Johnson & Johnson's pharmaceuticals branch is more than just immunology, however -- and other drugs bring in more and more rivals to watch.
Remicade might be safe from patent expiration, but some of J&J's other drugs aren't so lucky. Sales of the Levaquin and Floxin family of infectious disease drugs, which had recorded blockbuster sales as recently as 2010, have been hammered by generic competition to the point of less than $100 million in 2012 revenue. Neuroscience drug Concerta has also seen its revenue chipped away by generic competitors; while the drug still managed to exceed $1 billion in revenue last year, it saw a 15% sales decline year-over-year and is poised to dip below that level in 2013.
Prostate cancer pill Zytiga, which has seen excellent growth early in its post-approval life, ran into competition last year after Medivation's (NASDAQ:MDVN) rival pill Xtandi received FDA approval. Analysts peg Xtandi's peak sales at between $1 billion and $2 billion, and while Zytiga's almost hit the blockbuster mark already, there should be a good battle between these two in the prostate cancer treatment market in the future.
What about Johnson & Johnson's great new hope -- recently approved diabetes drug Invokana? The treatment picked up FDA approval just days ago, but Invokana enters a highly competitive field looking to take advantage of the rapidly growing diabetes market. Merck's (NYSE:MRK) Januvia and Janumet are the big kids on the diabetes block, and the two drugs combined to pull in 14% of Merck's 2012 pharmaceutical revenue by themselves.

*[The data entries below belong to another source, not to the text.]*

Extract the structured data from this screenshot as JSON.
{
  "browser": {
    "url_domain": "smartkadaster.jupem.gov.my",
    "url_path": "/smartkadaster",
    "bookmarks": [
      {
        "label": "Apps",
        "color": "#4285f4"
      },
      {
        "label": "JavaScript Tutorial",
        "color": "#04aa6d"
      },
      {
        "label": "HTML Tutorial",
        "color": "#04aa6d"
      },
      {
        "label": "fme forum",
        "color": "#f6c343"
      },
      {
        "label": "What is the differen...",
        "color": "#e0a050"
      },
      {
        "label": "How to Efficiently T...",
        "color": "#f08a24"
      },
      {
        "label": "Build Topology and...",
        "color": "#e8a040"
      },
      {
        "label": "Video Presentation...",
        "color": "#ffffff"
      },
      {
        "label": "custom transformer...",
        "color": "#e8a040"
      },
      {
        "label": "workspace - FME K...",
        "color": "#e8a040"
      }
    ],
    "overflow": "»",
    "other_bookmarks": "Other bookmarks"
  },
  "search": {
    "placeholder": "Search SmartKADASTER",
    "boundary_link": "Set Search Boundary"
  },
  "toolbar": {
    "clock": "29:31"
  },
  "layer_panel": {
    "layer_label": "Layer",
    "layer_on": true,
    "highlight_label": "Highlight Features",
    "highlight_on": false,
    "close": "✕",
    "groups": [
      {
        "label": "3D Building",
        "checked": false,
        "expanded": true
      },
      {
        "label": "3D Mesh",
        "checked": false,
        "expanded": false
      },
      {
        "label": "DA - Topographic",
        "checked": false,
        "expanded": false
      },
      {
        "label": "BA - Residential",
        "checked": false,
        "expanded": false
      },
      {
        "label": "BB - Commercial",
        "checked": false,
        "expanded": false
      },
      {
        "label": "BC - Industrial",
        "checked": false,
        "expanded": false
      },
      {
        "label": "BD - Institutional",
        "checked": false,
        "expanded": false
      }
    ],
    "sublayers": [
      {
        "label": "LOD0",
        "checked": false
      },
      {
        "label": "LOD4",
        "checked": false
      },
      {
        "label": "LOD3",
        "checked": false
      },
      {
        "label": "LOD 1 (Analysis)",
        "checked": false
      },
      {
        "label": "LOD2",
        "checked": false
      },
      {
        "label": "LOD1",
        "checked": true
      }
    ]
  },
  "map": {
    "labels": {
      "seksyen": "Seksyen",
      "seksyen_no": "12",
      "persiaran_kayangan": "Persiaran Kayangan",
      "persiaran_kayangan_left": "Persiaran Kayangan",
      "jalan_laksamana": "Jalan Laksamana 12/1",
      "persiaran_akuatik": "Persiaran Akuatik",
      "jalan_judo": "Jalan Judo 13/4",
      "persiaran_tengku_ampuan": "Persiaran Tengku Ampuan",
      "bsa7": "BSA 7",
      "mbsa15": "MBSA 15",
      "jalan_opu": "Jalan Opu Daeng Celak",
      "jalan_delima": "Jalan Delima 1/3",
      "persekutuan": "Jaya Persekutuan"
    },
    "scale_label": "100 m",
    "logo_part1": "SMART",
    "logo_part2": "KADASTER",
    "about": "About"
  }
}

However, Bristol-Myers Squibb's (NYSE:BMY) and AstraZeneca's (NYSE:AZN) diabetes drug Forxiga is a more direct rival to Invokana. The FDA rejected Forxiga last year, but the drug's chances in the U.S . could be improved after the EU granted approval for Forxiga in November. It's too early to say how the battle between Forxiga and Invokana will play out, but with the diabetes market continuing to heat up due to rising rates of obesity, there's no doubt that this will be a prime-time fight.
There are tough competitors across the board for Johnson & Johnson's best-selling pharmaceuticals. From big pharma's biggest players such as Pfizer and Merck to small-time biotech companies like Medivation, J&J will have to keep pressing forward in order to stay ahead of its rivals. Fortunately, this company's size, experience, and power across the entire health care industry make Johnson & Johnson one health care stock you can count on.
Fool contributor Dan Carroll has no position in any stocks mentioned. The Motley Fool recommends Johnson & Johnson. The Motley Fool owns shares of Johnson & Johnson. Try any of our Foolish newsletter services free for 30 days. We Fools may not all hold the same opinions, but we all believe that considering a diverse range of insights makes us better investors. The Motley Fool has a disclosure policy.